Household chores. Teenagers try to run from those words, parents may cringe at the thought of trying to implement a checklist, and previous generations are eager to give advice on how they should be done. So what are realistic expectations when it comes to dividing up chores and teaching children responsibility?
First, it is important to know what chores are age-appropriate. If a child is younger than 2 years old, they should not be expected to have the awareness to start picking up their toys. Each child develops at a different pace, so try to focus tasks based on your child’s skills and talents while striving to include chores that will teach them life-skills they will need as an adult.
At age 2, a child could be expected to help make up their bed, pick up their toys, or carry clothes to the laundry room. You notice I used the word HELP – they still need supervision, and performing these tasks side by side with your toddler is important.
At age 4-5 years, a picture chore chart could be implemented and a child this age may take on more tasks without supervision. Most kids at this age can start brushing their teeth, washing their hands, and picking up their toys independently. They can help parents set the table, feed the pets, and carry in light objects from the car.
Around first grade, it is reasonable to expect your child to get ready each morning independently. Making up their bed, folding laundry and emptying the dishwasher with varying degrees of supervision are very reasonable expectations as well.
Once a child reaches middle school and high school age, the goal of chores should be to teach skills they will need to survive and thrive in college and as an adult, while also teaching them the importance of contributing to the family and being a team-player. It should be apparent that everyone in the family is contributing in some way so the family works as a team. Allowing your child’s input for some of the chores helps too. There should be a combination of chores that no one likes to do, but still need to be done along with chores that come naturally to them or that they enjoy doing.
Once children are more independent, the fight over their bedroom may become problematic. The teenager may argue over cleaning their room since it is their space, but the parents could argue it is their house, and honestly both would be correct. So, setting minimum requirements such as cleaning the room at least once a week, and keeping the door shut if it is messy can help minimize arguments.

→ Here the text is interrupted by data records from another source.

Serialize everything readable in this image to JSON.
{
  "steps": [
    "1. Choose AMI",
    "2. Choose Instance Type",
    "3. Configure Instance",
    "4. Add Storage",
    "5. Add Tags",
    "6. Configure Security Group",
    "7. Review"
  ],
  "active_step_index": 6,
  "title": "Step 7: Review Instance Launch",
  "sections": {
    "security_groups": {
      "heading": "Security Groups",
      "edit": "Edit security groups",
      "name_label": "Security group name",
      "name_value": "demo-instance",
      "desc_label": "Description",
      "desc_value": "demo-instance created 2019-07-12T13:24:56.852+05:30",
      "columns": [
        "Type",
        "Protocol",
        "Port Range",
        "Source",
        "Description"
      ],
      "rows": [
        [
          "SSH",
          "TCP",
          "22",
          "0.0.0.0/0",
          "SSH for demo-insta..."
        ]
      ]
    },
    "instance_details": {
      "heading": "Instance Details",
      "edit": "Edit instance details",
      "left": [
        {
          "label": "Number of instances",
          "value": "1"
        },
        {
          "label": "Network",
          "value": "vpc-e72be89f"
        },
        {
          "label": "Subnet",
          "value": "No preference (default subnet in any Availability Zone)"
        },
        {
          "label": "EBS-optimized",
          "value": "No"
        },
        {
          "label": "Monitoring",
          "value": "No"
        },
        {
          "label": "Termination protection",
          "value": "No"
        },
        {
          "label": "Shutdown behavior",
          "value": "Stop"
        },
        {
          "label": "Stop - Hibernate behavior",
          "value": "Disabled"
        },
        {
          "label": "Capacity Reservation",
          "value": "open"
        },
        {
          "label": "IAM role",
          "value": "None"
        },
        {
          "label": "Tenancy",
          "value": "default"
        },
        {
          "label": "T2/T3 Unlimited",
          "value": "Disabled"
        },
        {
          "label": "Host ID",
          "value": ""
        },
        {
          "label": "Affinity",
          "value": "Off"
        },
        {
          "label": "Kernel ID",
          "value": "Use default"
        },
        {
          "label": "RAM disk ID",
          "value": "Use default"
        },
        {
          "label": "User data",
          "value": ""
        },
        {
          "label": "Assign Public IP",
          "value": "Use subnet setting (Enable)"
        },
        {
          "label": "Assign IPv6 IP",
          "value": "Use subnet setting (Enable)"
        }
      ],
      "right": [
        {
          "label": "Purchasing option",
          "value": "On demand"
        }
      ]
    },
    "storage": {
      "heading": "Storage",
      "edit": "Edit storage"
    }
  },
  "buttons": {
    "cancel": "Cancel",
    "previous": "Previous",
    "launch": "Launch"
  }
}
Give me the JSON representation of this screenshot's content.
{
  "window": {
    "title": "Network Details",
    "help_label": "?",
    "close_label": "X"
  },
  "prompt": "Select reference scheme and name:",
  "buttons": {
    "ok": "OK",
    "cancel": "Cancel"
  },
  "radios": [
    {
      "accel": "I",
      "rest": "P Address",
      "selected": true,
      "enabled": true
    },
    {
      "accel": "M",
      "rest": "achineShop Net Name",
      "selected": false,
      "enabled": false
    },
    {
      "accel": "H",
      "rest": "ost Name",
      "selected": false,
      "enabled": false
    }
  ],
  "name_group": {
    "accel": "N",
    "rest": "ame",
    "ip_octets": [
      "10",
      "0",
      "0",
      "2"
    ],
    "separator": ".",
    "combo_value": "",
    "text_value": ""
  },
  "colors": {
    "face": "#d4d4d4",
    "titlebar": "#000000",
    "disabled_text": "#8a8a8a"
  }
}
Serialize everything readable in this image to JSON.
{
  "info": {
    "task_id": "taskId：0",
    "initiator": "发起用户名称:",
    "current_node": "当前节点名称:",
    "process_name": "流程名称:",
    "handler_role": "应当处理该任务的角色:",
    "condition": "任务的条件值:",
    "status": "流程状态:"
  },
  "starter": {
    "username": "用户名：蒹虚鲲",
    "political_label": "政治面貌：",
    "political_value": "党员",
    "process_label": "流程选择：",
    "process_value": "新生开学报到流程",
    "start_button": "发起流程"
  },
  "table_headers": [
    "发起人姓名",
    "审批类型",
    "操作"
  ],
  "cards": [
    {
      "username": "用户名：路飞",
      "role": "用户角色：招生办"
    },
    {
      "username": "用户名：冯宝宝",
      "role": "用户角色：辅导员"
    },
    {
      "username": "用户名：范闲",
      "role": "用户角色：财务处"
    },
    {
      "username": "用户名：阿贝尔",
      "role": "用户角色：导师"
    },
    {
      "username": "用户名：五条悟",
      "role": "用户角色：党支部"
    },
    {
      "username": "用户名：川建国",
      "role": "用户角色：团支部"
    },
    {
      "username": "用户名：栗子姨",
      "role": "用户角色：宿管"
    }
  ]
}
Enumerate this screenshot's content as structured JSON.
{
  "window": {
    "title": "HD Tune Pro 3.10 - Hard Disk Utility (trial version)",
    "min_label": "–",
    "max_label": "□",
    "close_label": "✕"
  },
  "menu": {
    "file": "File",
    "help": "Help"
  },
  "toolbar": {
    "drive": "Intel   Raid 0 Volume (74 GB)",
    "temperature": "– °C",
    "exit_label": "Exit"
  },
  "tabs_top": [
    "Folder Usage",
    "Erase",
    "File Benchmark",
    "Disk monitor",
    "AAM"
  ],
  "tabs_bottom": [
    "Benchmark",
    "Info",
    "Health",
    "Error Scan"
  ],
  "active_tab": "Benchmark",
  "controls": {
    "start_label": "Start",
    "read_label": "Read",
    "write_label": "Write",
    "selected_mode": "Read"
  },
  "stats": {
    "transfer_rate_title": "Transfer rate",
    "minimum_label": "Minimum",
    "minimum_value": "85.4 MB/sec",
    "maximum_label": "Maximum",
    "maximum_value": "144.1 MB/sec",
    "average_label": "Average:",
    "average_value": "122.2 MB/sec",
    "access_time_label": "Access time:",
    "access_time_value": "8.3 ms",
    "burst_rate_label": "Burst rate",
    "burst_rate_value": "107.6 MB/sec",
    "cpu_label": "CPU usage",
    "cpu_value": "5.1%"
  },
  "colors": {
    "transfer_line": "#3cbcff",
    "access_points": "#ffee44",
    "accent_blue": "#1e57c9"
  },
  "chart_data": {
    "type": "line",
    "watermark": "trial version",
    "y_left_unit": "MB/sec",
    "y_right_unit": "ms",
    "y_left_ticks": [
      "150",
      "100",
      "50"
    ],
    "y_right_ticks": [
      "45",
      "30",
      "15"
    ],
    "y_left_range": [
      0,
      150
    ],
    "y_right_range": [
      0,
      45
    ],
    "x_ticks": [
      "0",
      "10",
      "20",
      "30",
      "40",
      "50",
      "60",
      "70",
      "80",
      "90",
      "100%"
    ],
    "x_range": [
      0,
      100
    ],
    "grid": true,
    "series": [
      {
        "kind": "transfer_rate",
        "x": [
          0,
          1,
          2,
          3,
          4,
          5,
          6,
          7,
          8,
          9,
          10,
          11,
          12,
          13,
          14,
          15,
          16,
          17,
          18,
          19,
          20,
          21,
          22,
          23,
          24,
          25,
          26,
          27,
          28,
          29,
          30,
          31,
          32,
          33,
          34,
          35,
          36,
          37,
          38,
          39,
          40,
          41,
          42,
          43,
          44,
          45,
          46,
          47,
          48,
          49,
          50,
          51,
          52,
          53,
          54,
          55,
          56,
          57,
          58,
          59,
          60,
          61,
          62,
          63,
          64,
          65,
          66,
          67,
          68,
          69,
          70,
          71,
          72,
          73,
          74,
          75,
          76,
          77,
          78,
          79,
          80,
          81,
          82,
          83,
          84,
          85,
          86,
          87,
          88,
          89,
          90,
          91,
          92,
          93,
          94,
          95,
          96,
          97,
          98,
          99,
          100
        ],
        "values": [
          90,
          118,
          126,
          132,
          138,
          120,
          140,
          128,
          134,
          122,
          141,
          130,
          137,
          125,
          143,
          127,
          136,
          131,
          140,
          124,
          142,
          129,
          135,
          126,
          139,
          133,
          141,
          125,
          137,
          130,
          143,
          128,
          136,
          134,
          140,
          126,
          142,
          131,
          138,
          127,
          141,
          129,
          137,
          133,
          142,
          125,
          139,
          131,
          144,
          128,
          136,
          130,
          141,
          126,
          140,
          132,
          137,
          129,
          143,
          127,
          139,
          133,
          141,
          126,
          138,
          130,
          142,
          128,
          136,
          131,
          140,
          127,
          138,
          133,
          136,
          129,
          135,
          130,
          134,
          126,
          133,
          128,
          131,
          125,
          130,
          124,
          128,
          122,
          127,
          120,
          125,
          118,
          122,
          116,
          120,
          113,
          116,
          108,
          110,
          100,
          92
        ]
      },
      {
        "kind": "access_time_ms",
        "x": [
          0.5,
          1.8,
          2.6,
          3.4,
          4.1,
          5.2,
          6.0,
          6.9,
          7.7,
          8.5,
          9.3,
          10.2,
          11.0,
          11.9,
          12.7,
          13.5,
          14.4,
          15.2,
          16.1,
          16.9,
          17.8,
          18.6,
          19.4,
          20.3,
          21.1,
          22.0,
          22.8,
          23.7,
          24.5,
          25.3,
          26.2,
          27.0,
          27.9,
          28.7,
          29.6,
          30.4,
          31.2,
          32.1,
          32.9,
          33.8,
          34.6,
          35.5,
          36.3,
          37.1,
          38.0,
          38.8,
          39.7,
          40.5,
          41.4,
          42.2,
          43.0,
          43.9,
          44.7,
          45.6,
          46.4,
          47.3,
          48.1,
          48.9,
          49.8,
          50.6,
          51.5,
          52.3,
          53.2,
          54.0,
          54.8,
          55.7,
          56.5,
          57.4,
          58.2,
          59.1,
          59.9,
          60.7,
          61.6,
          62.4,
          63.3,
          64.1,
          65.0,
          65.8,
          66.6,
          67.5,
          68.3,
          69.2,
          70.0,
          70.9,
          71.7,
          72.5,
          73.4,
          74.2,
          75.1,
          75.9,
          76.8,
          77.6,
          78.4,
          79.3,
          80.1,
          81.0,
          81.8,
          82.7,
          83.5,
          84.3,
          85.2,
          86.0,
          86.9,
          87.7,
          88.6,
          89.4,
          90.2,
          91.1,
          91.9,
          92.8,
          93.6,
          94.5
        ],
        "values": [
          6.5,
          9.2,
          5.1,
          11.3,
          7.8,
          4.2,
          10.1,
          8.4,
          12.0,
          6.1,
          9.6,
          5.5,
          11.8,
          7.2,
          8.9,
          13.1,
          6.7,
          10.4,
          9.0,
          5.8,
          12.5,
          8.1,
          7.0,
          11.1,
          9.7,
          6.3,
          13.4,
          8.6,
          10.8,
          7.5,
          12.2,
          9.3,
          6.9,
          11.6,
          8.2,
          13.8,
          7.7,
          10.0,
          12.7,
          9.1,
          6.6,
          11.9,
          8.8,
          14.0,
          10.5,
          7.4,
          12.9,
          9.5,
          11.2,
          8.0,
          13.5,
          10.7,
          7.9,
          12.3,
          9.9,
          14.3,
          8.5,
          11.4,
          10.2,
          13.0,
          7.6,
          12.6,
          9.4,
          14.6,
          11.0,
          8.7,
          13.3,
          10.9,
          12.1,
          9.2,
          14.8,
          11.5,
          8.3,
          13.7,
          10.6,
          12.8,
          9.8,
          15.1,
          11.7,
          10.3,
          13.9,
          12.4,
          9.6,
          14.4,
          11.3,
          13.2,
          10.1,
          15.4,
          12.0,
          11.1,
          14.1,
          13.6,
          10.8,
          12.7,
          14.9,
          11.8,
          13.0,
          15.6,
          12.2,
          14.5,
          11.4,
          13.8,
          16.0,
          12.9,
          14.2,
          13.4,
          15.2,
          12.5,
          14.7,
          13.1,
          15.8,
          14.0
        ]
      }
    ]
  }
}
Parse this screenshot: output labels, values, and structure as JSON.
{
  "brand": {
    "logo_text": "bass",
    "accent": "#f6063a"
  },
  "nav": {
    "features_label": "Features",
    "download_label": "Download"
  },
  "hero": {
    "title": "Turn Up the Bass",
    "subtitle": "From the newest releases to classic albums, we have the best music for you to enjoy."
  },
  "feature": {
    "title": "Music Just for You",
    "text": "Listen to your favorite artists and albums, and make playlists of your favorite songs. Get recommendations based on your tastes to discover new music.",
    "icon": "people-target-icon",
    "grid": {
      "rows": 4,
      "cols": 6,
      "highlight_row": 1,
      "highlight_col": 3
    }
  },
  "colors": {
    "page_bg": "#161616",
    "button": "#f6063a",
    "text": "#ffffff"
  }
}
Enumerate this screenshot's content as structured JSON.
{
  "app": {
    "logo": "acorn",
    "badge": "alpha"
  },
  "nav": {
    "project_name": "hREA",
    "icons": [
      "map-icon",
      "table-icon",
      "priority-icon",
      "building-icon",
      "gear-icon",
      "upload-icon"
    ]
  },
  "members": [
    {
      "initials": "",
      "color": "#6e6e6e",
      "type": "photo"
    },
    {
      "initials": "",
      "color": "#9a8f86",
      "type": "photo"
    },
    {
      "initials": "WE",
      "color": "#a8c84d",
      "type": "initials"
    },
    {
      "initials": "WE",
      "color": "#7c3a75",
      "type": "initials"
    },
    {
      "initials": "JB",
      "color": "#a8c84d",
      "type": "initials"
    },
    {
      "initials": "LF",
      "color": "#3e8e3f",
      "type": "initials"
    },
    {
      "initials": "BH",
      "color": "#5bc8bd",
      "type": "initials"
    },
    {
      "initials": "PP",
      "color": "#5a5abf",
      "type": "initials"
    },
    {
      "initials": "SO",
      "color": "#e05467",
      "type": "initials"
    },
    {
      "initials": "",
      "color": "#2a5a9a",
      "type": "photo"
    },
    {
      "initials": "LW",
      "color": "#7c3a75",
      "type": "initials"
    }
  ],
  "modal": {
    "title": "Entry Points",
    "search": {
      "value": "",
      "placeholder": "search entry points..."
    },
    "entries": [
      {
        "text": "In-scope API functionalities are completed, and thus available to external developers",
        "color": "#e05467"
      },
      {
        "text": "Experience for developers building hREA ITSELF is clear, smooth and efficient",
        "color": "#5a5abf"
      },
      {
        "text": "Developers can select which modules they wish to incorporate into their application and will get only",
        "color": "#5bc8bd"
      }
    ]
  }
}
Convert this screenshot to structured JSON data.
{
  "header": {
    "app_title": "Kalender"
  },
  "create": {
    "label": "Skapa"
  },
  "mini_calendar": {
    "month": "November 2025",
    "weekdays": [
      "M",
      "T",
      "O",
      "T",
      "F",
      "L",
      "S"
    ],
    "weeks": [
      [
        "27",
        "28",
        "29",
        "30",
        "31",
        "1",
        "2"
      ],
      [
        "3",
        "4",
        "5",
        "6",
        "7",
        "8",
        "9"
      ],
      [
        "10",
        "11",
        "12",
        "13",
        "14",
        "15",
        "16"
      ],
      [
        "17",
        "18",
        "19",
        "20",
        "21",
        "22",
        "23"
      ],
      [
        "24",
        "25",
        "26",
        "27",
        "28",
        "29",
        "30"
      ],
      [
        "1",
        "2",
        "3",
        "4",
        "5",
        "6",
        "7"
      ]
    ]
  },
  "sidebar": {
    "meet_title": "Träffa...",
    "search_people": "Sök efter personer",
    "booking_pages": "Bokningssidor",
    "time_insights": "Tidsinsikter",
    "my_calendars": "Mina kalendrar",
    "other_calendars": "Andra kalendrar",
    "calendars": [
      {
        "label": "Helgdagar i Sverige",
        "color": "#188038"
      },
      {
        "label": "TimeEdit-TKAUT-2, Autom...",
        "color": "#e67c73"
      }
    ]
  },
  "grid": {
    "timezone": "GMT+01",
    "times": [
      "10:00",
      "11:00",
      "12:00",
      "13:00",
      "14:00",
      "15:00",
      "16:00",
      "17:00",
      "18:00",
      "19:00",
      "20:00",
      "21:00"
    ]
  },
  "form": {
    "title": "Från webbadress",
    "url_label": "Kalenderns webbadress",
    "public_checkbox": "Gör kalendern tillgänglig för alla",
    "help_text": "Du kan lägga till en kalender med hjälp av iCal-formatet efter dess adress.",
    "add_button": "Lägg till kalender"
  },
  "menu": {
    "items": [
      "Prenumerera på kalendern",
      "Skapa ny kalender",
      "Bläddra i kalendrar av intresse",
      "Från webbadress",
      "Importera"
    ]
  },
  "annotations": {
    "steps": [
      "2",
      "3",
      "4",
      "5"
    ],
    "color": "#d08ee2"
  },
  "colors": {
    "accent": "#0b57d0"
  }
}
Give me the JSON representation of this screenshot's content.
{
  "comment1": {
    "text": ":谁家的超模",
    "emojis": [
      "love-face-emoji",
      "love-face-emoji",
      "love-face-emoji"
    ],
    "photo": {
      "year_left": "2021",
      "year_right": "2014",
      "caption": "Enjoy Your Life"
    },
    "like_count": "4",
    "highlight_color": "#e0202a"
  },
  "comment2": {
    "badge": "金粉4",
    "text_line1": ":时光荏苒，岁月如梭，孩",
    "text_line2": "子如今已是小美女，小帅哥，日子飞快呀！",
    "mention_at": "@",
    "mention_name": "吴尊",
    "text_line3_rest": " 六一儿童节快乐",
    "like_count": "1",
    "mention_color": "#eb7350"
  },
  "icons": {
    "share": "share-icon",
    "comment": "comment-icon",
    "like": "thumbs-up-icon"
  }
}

There is no one way to assign chores, and every family’s chore list should look different. You can start by modeling how chores should be implemented, praise or reward kids for finishing chores and helping around the house.